(Entries from a dataset of interfaces)
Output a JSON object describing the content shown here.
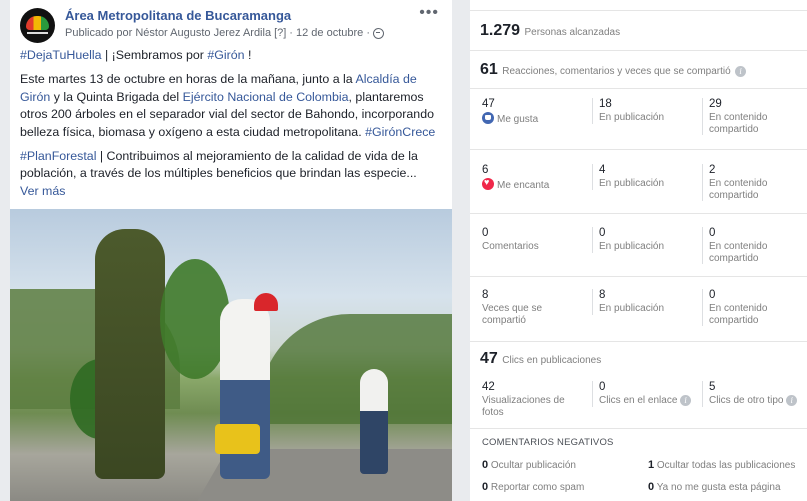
{
  "post": {
    "page_name": "Área Metropolitana de Bucaramanga",
    "byline_prefix": "Publicado por Néstor Augusto Jerez Ardila",
    "byline_tag": "[?]",
    "byline_date": "· 12 de octubre ·",
    "p1_hashtag1": "#DejaTuHuella",
    "p1_sep": " | ¡Sembramos por ",
    "p1_hashtag2": "#Girón",
    "p1_end": " !",
    "p2_a": "Este martes 13 de octubre en horas de la mañana, junto a la ",
    "p2_link1": "Alcaldía de Girón",
    "p2_b": " y la Quinta Brigada del ",
    "p2_link2": "Ejército Nacional de Colombia",
    "p2_c": ", plantaremos otros 200 árboles en el separador vial del sector de Bahondo, incorporando belleza física, biomasa y oxígeno a esta ciudad metropolitana. ",
    "p2_hashtag": "#GirónCrece",
    "p3_hashtag": "#PlanForestal",
    "p3_text": " | Contribuimos al mejoramiento de la calidad de vida de la población, a través de los múltiples beneficios que brindan las especie...",
    "see_more": "Ver más"
  },
  "insights": {
    "reach_num": "1.279",
    "reach_label": "Personas alcanzadas",
    "engage_num": "61",
    "engage_label": "Reacciones, comentarios y veces que se compartió",
    "rows": [
      {
        "c1_num": "47",
        "c1_lbl": "Me gusta",
        "c2_num": "18",
        "c2_lbl": "En publicación",
        "c3_num": "29",
        "c3_lbl": "En contenido compartido"
      },
      {
        "c1_num": "6",
        "c1_lbl": "Me encanta",
        "c2_num": "4",
        "c2_lbl": "En publicación",
        "c3_num": "2",
        "c3_lbl": "En contenido compartido"
      },
      {
        "c1_num": "0",
        "c1_lbl": "Comentarios",
        "c2_num": "0",
        "c2_lbl": "En publicación",
        "c3_num": "0",
        "c3_lbl": "En contenido compartido"
      },
      {
        "c1_num": "8",
        "c1_lbl": "Veces que se compartió",
        "c2_num": "8",
        "c2_lbl": "En publicación",
        "c3_num": "0",
        "c3_lbl": "En contenido compartido"
      }
    ],
    "clicks_num": "47",
    "clicks_label": "Clics en publicaciones",
    "clicks": {
      "c1_num": "42",
      "c1_lbl": "Visualizaciones de fotos",
      "c2_num": "0",
      "c2_lbl": "Clics en el enlace",
      "c3_num": "5",
      "c3_lbl": "Clics de otro tipo"
    },
    "negative_title": "COMENTARIOS NEGATIVOS",
    "neg": [
      {
        "num": "0",
        "label": "Ocultar publicación"
      },
      {
        "num": "1",
        "label": "Ocultar todas las publicaciones"
      },
      {
        "num": "0",
        "label": "Reportar como spam"
      },
      {
        "num": "0",
        "label": "Ya no me gusta esta página"
      }
    ]
  },
  "icons": {
    "like": "like-icon",
    "love": "love-icon",
    "info": "info-icon",
    "globe": "globe-icon",
    "more": "more-icon"
  },
  "colors": {
    "link": "#365899",
    "like": "#4267b2",
    "love": "#f0284a"
  }
}
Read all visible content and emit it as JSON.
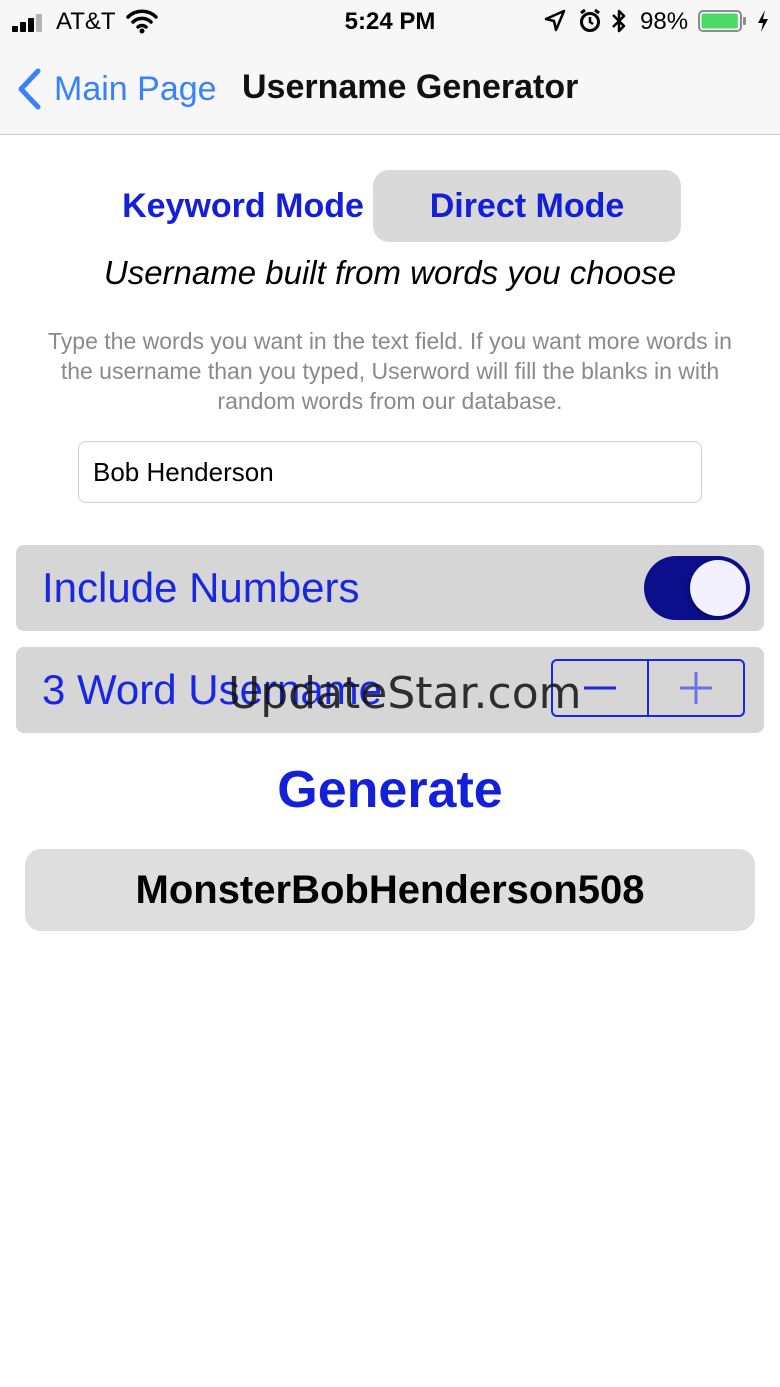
{
  "status_bar": {
    "carrier": "AT&T",
    "time": "5:24 PM",
    "battery_percent": "98%",
    "battery_level": 0.98,
    "icons": [
      "signal-icon",
      "wifi-icon",
      "location-icon",
      "alarm-icon",
      "bluetooth-icon",
      "battery-icon",
      "charging-icon"
    ]
  },
  "nav": {
    "back_label": "Main Page",
    "title": "Username Generator"
  },
  "mode_selector": {
    "keyword_label": "Keyword Mode",
    "direct_label": "Direct Mode",
    "selected": "Direct Mode"
  },
  "subtitle": "Username built from words you choose",
  "description": "Type the words you want in the text field. If you want more words in the username than you typed, Userword will fill the blanks in with random words from our database.",
  "words_field": {
    "value": "Bob Henderson"
  },
  "include_numbers": {
    "label": "Include Numbers",
    "on": true
  },
  "word_count": {
    "label": "3 Word Username",
    "minus": "−",
    "plus": "+"
  },
  "watermark": "UpdateStar.com",
  "generate_label": "Generate",
  "result": "MonsterBobHenderson508",
  "colors": {
    "accent": "#1420d8",
    "ios_blue": "#3a82f7",
    "toggle_on": "#0c0f8c",
    "battery_green": "#4cd964"
  }
}
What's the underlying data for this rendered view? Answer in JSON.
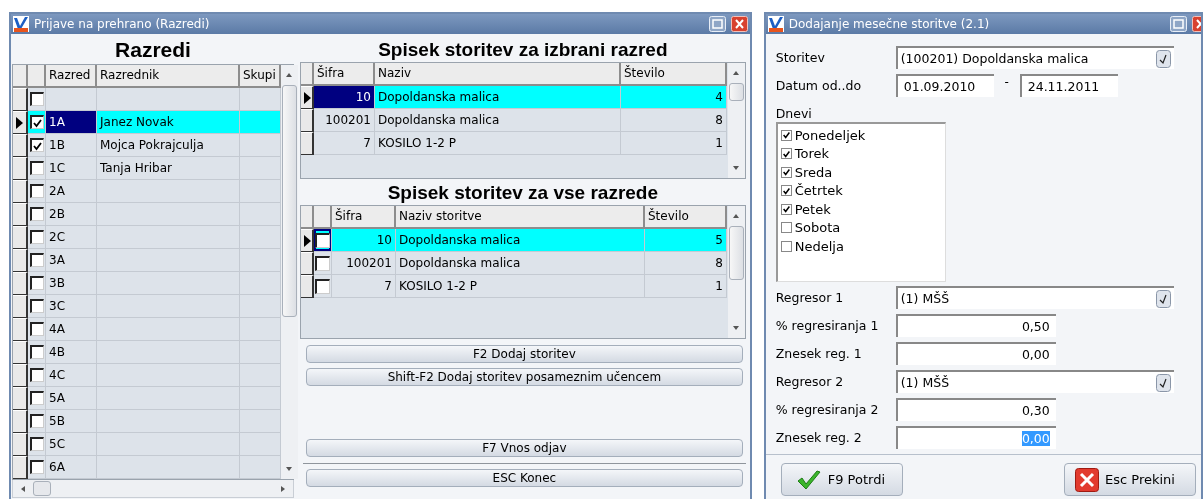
{
  "main_window": {
    "title": "Prijave na prehrano (Razredi)",
    "classes": {
      "title": "Razredi",
      "columns": [
        "Razred",
        "Razrednik",
        "Skupi"
      ],
      "rows": [
        {
          "checked": false,
          "selected": false
        },
        {
          "class": "1A",
          "teacher": "Janez Novak",
          "checked": true,
          "selected": true
        },
        {
          "class": "1B",
          "teacher": "Mojca Pokrajculja",
          "checked": true,
          "selected": false
        },
        {
          "class": "1C",
          "teacher": "Tanja Hribar",
          "checked": false,
          "selected": false
        },
        {
          "class": "2A",
          "checked": false,
          "selected": false
        },
        {
          "class": "2B",
          "checked": false,
          "selected": false
        },
        {
          "class": "2C",
          "checked": false,
          "selected": false
        },
        {
          "class": "3A",
          "checked": false,
          "selected": false
        },
        {
          "class": "3B",
          "checked": false,
          "selected": false
        },
        {
          "class": "3C",
          "checked": false,
          "selected": false
        },
        {
          "class": "4A",
          "checked": false,
          "selected": false
        },
        {
          "class": "4B",
          "checked": false,
          "selected": false
        },
        {
          "class": "4C",
          "checked": false,
          "selected": false
        },
        {
          "class": "5A",
          "checked": false,
          "selected": false
        },
        {
          "class": "5B",
          "checked": false,
          "selected": false
        },
        {
          "class": "5C",
          "checked": false,
          "selected": false
        },
        {
          "class": "6A",
          "checked": false,
          "selected": false
        }
      ]
    },
    "class_services": {
      "title": "Spisek storitev za izbrani razred",
      "columns": [
        "Šifra",
        "Naziv",
        "Število"
      ],
      "rows": [
        {
          "code": "10",
          "name": "Dopoldanska malica",
          "count": "4",
          "selected": true
        },
        {
          "code": "100201",
          "name": "Dopoldanska malica",
          "count": "8",
          "selected": false
        },
        {
          "code": "7",
          "name": "KOSILO 1-2 P",
          "count": "1",
          "selected": false
        }
      ]
    },
    "all_services": {
      "title": "Spisek storitev za vse razrede",
      "columns": [
        "Šifra",
        "Naziv storitve",
        "Število"
      ],
      "rows": [
        {
          "code": "10",
          "name": "Dopoldanska malica",
          "count": "5",
          "checked": false,
          "selected": true
        },
        {
          "code": "100201",
          "name": "Dopoldanska malica",
          "count": "8",
          "checked": false,
          "selected": false
        },
        {
          "code": "7",
          "name": "KOSILO 1-2 P",
          "count": "1",
          "checked": false,
          "selected": false
        }
      ]
    },
    "buttons": [
      {
        "label": "F2 Dodaj storitev",
        "kind": "top"
      },
      {
        "label": "Shift-F2 Dodaj storitev posameznim učencem",
        "kind": "top"
      },
      {
        "label": "F7 Vnos odjav",
        "kind": "middle"
      },
      {
        "label": "ESC Konec",
        "kind": "bottom"
      }
    ]
  },
  "dialog": {
    "title": "Dodajanje mesečne storitve  (2.1)",
    "fields": [
      {
        "kind": "combo",
        "label": "Storitev",
        "value": "(100201) Dopoldanska malica"
      },
      {
        "kind": "date_range",
        "label": "Datum od..do",
        "from": "01.09.2010",
        "separator": "-",
        "to": "24.11.2011"
      },
      {
        "kind": "days",
        "label": "Dnevi",
        "items": [
          {
            "label": "Ponedeljek",
            "checked": true
          },
          {
            "label": "Torek",
            "checked": true
          },
          {
            "label": "Sreda",
            "checked": true
          },
          {
            "label": "Četrtek",
            "checked": true
          },
          {
            "label": "Petek",
            "checked": true
          },
          {
            "label": "Sobota",
            "checked": false
          },
          {
            "label": "Nedelja",
            "checked": false
          }
        ]
      },
      {
        "kind": "combo",
        "label": "Regresor 1",
        "value": "(1) MŠŠ"
      },
      {
        "kind": "number",
        "label": "% regresiranja 1",
        "value": "0,50",
        "highlighted": false
      },
      {
        "kind": "number",
        "label": "Znesek reg. 1",
        "value": "0,00",
        "highlighted": false
      },
      {
        "kind": "combo",
        "label": "Regresor 2",
        "value": "(1) MŠŠ"
      },
      {
        "kind": "number",
        "label": "% regresiranja 2",
        "value": "0,30",
        "highlighted": false
      },
      {
        "kind": "number",
        "label": "Znesek reg. 2",
        "value": "0,00",
        "highlighted": true
      }
    ],
    "buttons": [
      {
        "kind": "confirm",
        "label": "F9 Potrdi"
      },
      {
        "kind": "cancel",
        "label": "Esc Prekini"
      }
    ]
  }
}
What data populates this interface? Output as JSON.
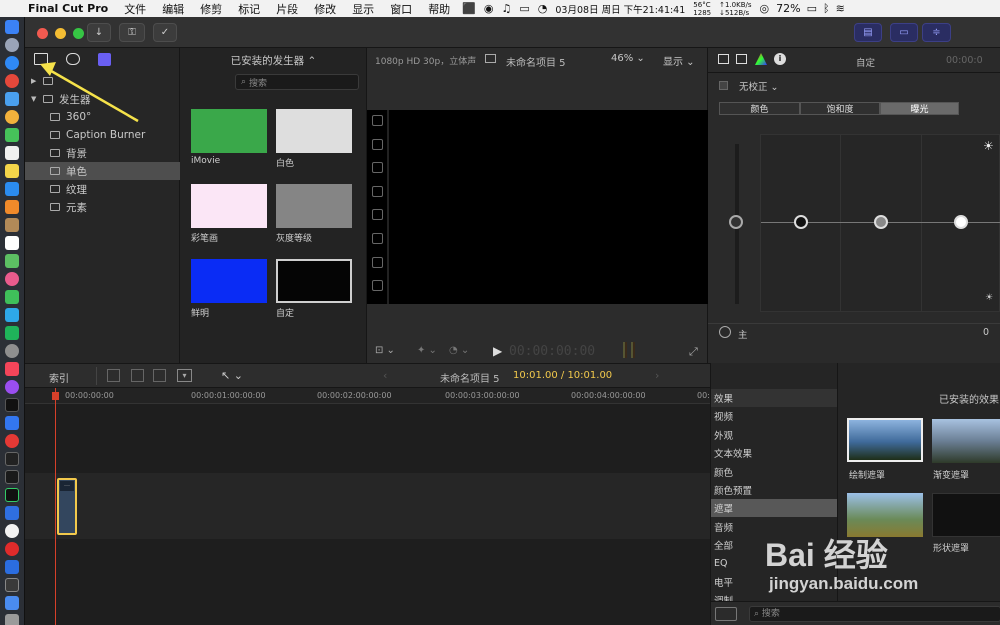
{
  "menubar": {
    "app": "Final Cut Pro",
    "items": [
      "文件",
      "编辑",
      "修剪",
      "标记",
      "片段",
      "修改",
      "显示",
      "窗口",
      "帮助"
    ],
    "temp": "56°C",
    "temp2": "1285",
    "net_up": "↑1.0KB/s",
    "net_down": "↓512B/s",
    "battery": "72%",
    "clock": "03月08日 周日 下午21:41:41"
  },
  "library": {
    "rows": [
      {
        "label": "",
        "depth": 0,
        "arrow": "▶"
      },
      {
        "label": "发生器",
        "depth": 0,
        "arrow": "▼"
      },
      {
        "label": "360°",
        "depth": 1
      },
      {
        "label": "Caption Burner",
        "depth": 1
      },
      {
        "label": "背景",
        "depth": 1
      },
      {
        "label": "单色",
        "depth": 1,
        "selected": true
      },
      {
        "label": "纹理",
        "depth": 1
      },
      {
        "label": "元素",
        "depth": 1
      }
    ]
  },
  "browser": {
    "title": "已安装的发生器",
    "search_placeholder": "搜索",
    "items": [
      {
        "label": "iMovie",
        "color": "#3aa84a"
      },
      {
        "label": "白色",
        "color": "#dedede"
      },
      {
        "label": "彩笔画",
        "color": "#fbe6f6"
      },
      {
        "label": "灰度等级",
        "color": "#858585"
      },
      {
        "label": "鲜明",
        "color": "#0a2cf5"
      },
      {
        "label": "自定",
        "color": "#050505"
      }
    ]
  },
  "viewer": {
    "format": "1080p HD 30p，立体声",
    "project": "未命名项目 5",
    "zoom": "46%",
    "view_label": "显示",
    "timecode": "00:00:00:00"
  },
  "inspector": {
    "title": "自定",
    "timecode": "00:00:0",
    "correction": "无校正",
    "tabs": [
      "颜色",
      "饱和度",
      "曝光"
    ],
    "active_tab": "曝光",
    "master_label": "主",
    "master_value": "0"
  },
  "timebar": {
    "index_label": "索引",
    "project": "未命名项目 5",
    "duration": "10:01.00 / 10:01.00",
    "ruler": [
      "00:00:00:00",
      "00:00:01:00:00:00",
      "00:00:02:00:00:00",
      "00:00:03:00:00:00",
      "00:00:04:00:00:00",
      "00:00"
    ]
  },
  "effects": {
    "title": "已安装的效果",
    "categories": [
      {
        "label": "效果",
        "hdr": true
      },
      {
        "label": "视频"
      },
      {
        "label": "外观"
      },
      {
        "label": "文本效果"
      },
      {
        "label": "颜色"
      },
      {
        "label": "颜色预置"
      },
      {
        "label": "遮罩",
        "selected": true
      },
      {
        "label": "音频"
      },
      {
        "label": "全部"
      },
      {
        "label": "EQ"
      },
      {
        "label": "电平"
      },
      {
        "label": "调制"
      }
    ],
    "items": [
      {
        "label": "绘制遮罩"
      },
      {
        "label": "渐变遮罩"
      },
      {
        "label": ""
      },
      {
        "label": "形状遮罩"
      }
    ],
    "search_placeholder": "搜索"
  },
  "watermark": {
    "brand": "Bai  经验",
    "url": "jingyan.baidu.com"
  },
  "colors": {
    "accent": "#f2c94c",
    "clip": "#33465e",
    "arrow": "#f5e24a",
    "playhead": "#d6402a"
  }
}
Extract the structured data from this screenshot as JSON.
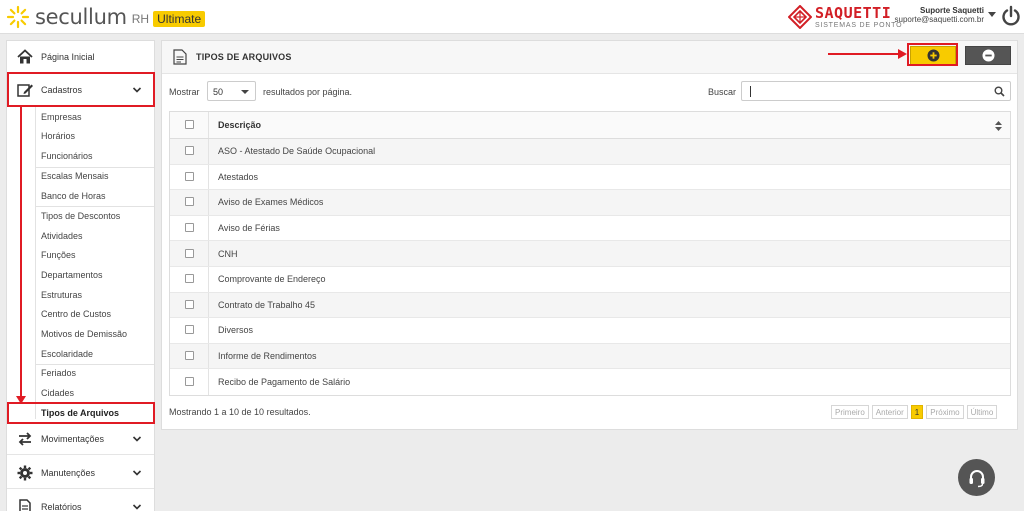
{
  "header": {
    "logo_text": "secullum",
    "logo_rh": "RH",
    "logo_badge": "Ultimate",
    "brand_name": "SAQUETTI",
    "brand_sub": "SISTEMAS DE PONTO",
    "user_name": "Suporte Saquetti",
    "user_email": "suporte@saquetti.com.br"
  },
  "sidebar": {
    "home": "Página Inicial",
    "cadastros": "Cadastros",
    "submenu": [
      "Empresas",
      "Horários",
      "Funcionários",
      "Escalas Mensais",
      "Banco de Horas",
      "Tipos de Descontos",
      "Atividades",
      "Funções",
      "Departamentos",
      "Estruturas",
      "Centro de Custos",
      "Motivos de Demissão",
      "Escolaridade",
      "Feriados",
      "Cidades",
      "Tipos de Arquivos"
    ],
    "movimentacoes": "Movimentações",
    "manutencoes": "Manutenções",
    "relatorios": "Relatórios"
  },
  "panel": {
    "title": "TIPOS DE ARQUIVOS",
    "show_label": "Mostrar",
    "per_page_value": "50",
    "per_page_suffix": "resultados por página.",
    "search_label": "Buscar",
    "column_header": "Descrição",
    "rows": [
      "ASO - Atestado De Saúde Ocupacional",
      "Atestados",
      "Aviso de Exames Médicos",
      "Aviso de Férias",
      "CNH",
      "Comprovante de Endereço",
      "Contrato de Trabalho 45",
      "Diversos",
      "Informe de Rendimentos",
      "Recibo de Pagamento de Salário"
    ],
    "results_text": "Mostrando 1 a 10 de 10 resultados.",
    "pager": {
      "first": "Primeiro",
      "prev": "Anterior",
      "current": "1",
      "next": "Próximo",
      "last": "Último"
    }
  },
  "colors": {
    "accent": "#f8cb00",
    "highlight": "#e01b24",
    "brand_red": "#d21f26",
    "dark_button": "#555555"
  }
}
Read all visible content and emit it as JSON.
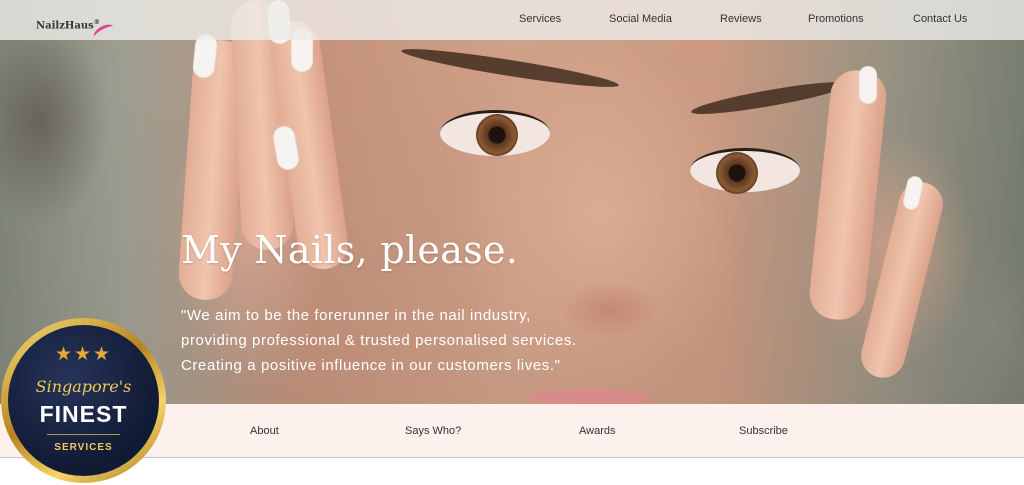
{
  "brand": {
    "logo_text": "NailzHaus",
    "logo_mark": "®",
    "accent": "#e83f8a"
  },
  "nav": {
    "items": [
      "Services",
      "Social Media",
      "Reviews",
      "Promotions",
      "Contact Us"
    ]
  },
  "hero": {
    "title": "My Nails, please.",
    "quote_lines": [
      "\"We aim to be the forerunner in the nail industry,",
      "providing professional & trusted personalised services.",
      "Creating a positive influence in our customers lives.\""
    ],
    "image_icon": "face-hands-photo"
  },
  "subnav": {
    "items": [
      "About",
      "Says Who?",
      "Awards",
      "Subscribe"
    ],
    "background": "#fdf1ee"
  },
  "badge": {
    "stars": "★★★",
    "line1": "Singapore's",
    "line2": "FINEST",
    "line3": "SERVICES"
  }
}
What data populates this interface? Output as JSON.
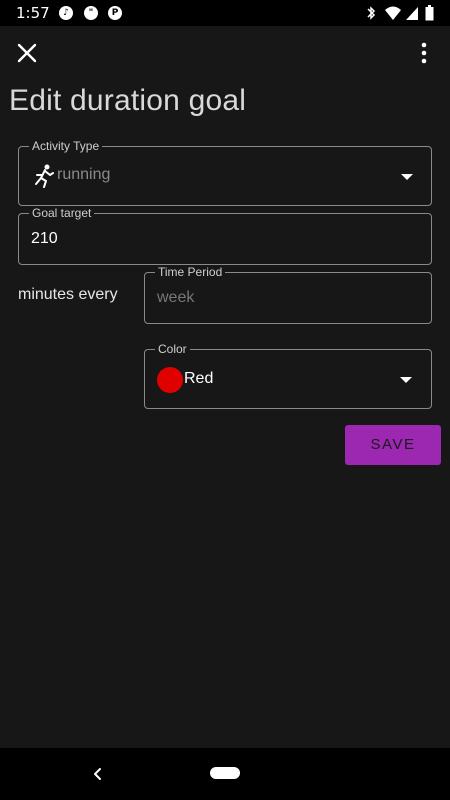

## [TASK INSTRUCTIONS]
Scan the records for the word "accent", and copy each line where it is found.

## [RESPONSE TO THIS TASK]
    "accent": "#1420d8",
    "accent": "#f2c94c",
    "accent": "#f8cb00",
    "accent": "#e83f8a"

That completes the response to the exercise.